**** Supplied records

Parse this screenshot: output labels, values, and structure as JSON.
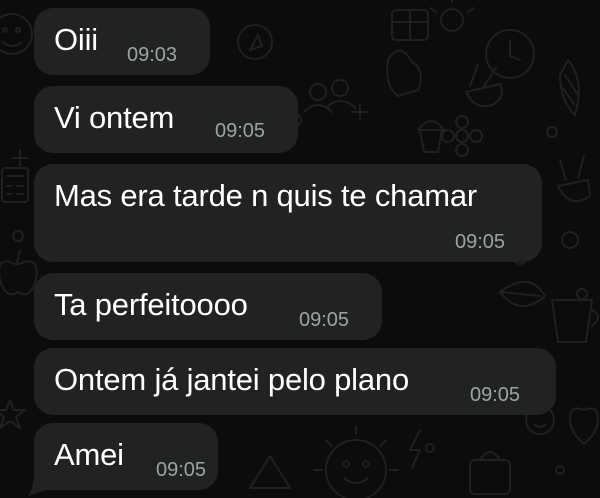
{
  "messages": [
    {
      "text": "Oiii",
      "time": "09:03"
    },
    {
      "text": "Vi ontem",
      "time": "09:05"
    },
    {
      "text": "Mas era tarde n quis te chamar",
      "time": "09:05"
    },
    {
      "text": "Ta perfeitoooo",
      "time": "09:05"
    },
    {
      "text": "Ontem já jantei pelo plano",
      "time": "09:05"
    },
    {
      "text": "Amei",
      "time": "09:05"
    }
  ],
  "colors": {
    "background": "#0b0c0b",
    "bubble": "#202321",
    "text": "#ffffff",
    "timestamp": "#9ea3a0"
  }
}
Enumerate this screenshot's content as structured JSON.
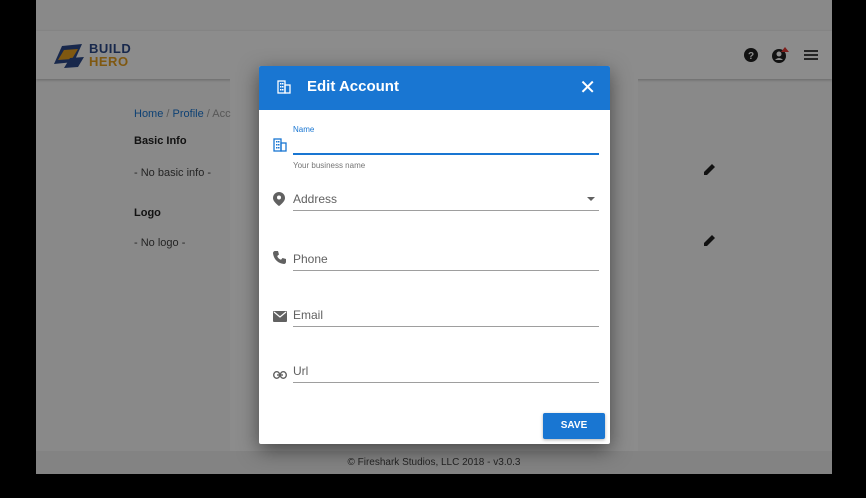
{
  "header": {
    "logo": {
      "line1": "BUILD",
      "line2": "HERO"
    },
    "icons": [
      "help-icon",
      "account-icon",
      "menu-icon"
    ]
  },
  "breadcrumb": {
    "home": "Home",
    "sep1": "/",
    "profile": "Profile",
    "sep2": "/",
    "current": "Acc"
  },
  "sections": {
    "basic_info_title": "Basic Info",
    "basic_info_value": "- No basic info -",
    "logo_title": "Logo",
    "logo_value": "- No logo -"
  },
  "footer": {
    "text": "© Fireshark Studios, LLC 2018 - v3.0.3"
  },
  "dialog": {
    "title": "Edit Account",
    "close": "✕",
    "name_label": "Name",
    "name_helper": "Your business name",
    "address_placeholder": "Address",
    "phone_placeholder": "Phone",
    "email_placeholder": "Email",
    "url_placeholder": "Url",
    "save_label": "SAVE"
  },
  "colors": {
    "primary": "#1976d2",
    "accent": "#e8a020"
  }
}
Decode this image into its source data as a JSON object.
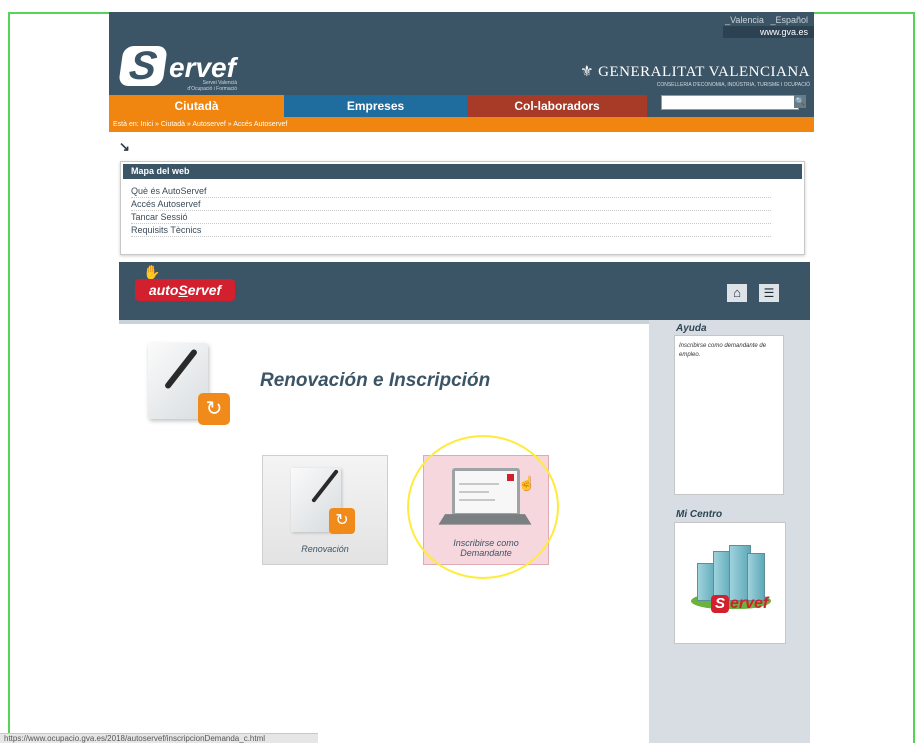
{
  "header": {
    "lang_valencia": "_Valencia",
    "lang_espanol": "_Español",
    "gva_link": "www.gva.es",
    "logo_text": "ervef",
    "logo_letter": "S",
    "logo_sub": "Servei Valencià d'Ocupació i Formació",
    "generalitat": "GENERALITAT VALENCIANA",
    "generalitat_sub": "CONSELLERIA D'ECONOMIA, INDÚSTRIA, TURISME I OCUPACIÓ"
  },
  "tabs": {
    "ciutada": "Ciutadà",
    "empreses": "Empreses",
    "colaboradors": "Col-laboradors"
  },
  "search": {
    "placeholder": "",
    "icon": "magnifier-icon"
  },
  "breadcrumb": "Està en: Inici » Ciutadà » Autoservef » Accés Autoservef",
  "sitemap": {
    "title": "Mapa del web",
    "items": [
      "Què és AutoServef",
      "Accés Autoservef",
      "Tancar Sessió",
      "Requisits Tècnics"
    ]
  },
  "autoservef": {
    "logo_a": "auto",
    "logo_s": "S",
    "logo_b": "ervef",
    "home_icon": "home-icon",
    "menu_icon": "list-icon"
  },
  "main": {
    "title": "Renovación e Inscripción",
    "card_renovacion": "Renovación",
    "card_inscribirse_1": "Inscribirse como",
    "card_inscribirse_2": "Demandante"
  },
  "sidebar": {
    "ayuda_title": "Ayuda",
    "ayuda_text": "Inscribirse como demandante de empleo.",
    "centro_title": "Mi Centro",
    "centro_logo": "ervef",
    "centro_logo_s": "S"
  },
  "status_bar": "https://www.ocupacio.gva.es/2018/autoservef/inscripcionDemanda_c.html",
  "colors": {
    "primary": "#3b5466",
    "orange": "#f0860f",
    "blue": "#1f6d9e",
    "red": "#a83a28",
    "brand_red": "#d2202f",
    "highlight": "#ffeb3b"
  }
}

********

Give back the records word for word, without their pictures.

Parse this screenshot: output labels, values, and structure as JSON.
{
  "messages": [
    {
      "text": "Oiii",
      "time": "09:03"
    },
    {
      "text": "Vi ontem",
      "time": "09:05"
    },
    {
      "text": "Mas era tarde n quis te chamar",
      "time": "09:05"
    },
    {
      "text": "Ta perfeitoooo",
      "time": "09:05"
    },
    {
      "text": "Ontem já jantei pelo plano",
      "time": "09:05"
    },
    {
      "text": "Amei",
      "time": "09:05"
    }
  ],
  "colors": {
    "background": "#0b0c0b",
    "bubble": "#202321",
    "text": "#ffffff",
    "timestamp": "#9ea3a0"
  }
}
Enumerate this screenshot's content as structured JSON.
{
  "header": {
    "logo": {
      "line1": "BUILD",
      "line2": "HERO"
    },
    "icons": [
      "help-icon",
      "account-icon",
      "menu-icon"
    ]
  },
  "breadcrumb": {
    "home": "Home",
    "sep1": "/",
    "profile": "Profile",
    "sep2": "/",
    "current": "Acc"
  },
  "sections": {
    "basic_info_title": "Basic Info",
    "basic_info_value": "- No basic info -",
    "logo_title": "Logo",
    "logo_value": "- No logo -"
  },
  "footer": {
    "text": "© Fireshark Studios, LLC 2018 - v3.0.3"
  },
  "dialog": {
    "title": "Edit Account",
    "close": "✕",
    "name_label": "Name",
    "name_helper": "Your business name",
    "address_placeholder": "Address",
    "phone_placeholder": "Phone",
    "email_placeholder": "Email",
    "url_placeholder": "Url",
    "save_label": "SAVE"
  },
  "colors": {
    "primary": "#1976d2",
    "accent": "#e8a020"
  }
}
Decode this image into its source data as a JSON object.
{
  "header": {
    "lang_valencia": "_Valencia",
    "lang_espanol": "_Español",
    "gva_link": "www.gva.es",
    "logo_text": "ervef",
    "logo_letter": "S",
    "logo_sub": "Servei Valencià d'Ocupació i Formació",
    "generalitat": "GENERALITAT VALENCIANA",
    "generalitat_sub": "CONSELLERIA D'ECONOMIA, INDÚSTRIA, TURISME I OCUPACIÓ"
  },
  "tabs": {
    "ciutada": "Ciutadà",
    "empreses": "Empreses",
    "colaboradors": "Col-laboradors"
  },
  "search": {
    "placeholder": "",
    "icon": "magnifier-icon"
  },
  "breadcrumb": "Està en: Inici » Ciutadà » Autoservef » Accés Autoservef",
  "sitemap": {
    "title": "Mapa del web",
    "items": [
      "Què és AutoServef",
      "Accés Autoservef",
      "Tancar Sessió",
      "Requisits Tècnics"
    ]
  },
  "autoservef": {
    "logo_a": "auto",
    "logo_s": "S",
    "logo_b": "ervef",
    "home_icon": "home-icon",
    "menu_icon": "list-icon"
  },
  "main": {
    "title": "Renovación e Inscripción",
    "card_renovacion": "Renovación",
    "card_inscribirse_1": "Inscribirse como",
    "card_inscribirse_2": "Demandante"
  },
  "sidebar": {
    "ayuda_title": "Ayuda",
    "ayuda_text": "Inscribirse como demandante de empleo.",
    "centro_title": "Mi Centro",
    "centro_logo": "ervef",
    "centro_logo_s": "S"
  },
  "status_bar": "https://www.ocupacio.gva.es/2018/autoservef/inscripcionDemanda_c.html",
  "colors": {
    "primary": "#3b5466",
    "orange": "#f0860f",
    "blue": "#1f6d9e",
    "red": "#a83a28",
    "brand_red": "#d2202f",
    "highlight": "#ffeb3b"
  }
}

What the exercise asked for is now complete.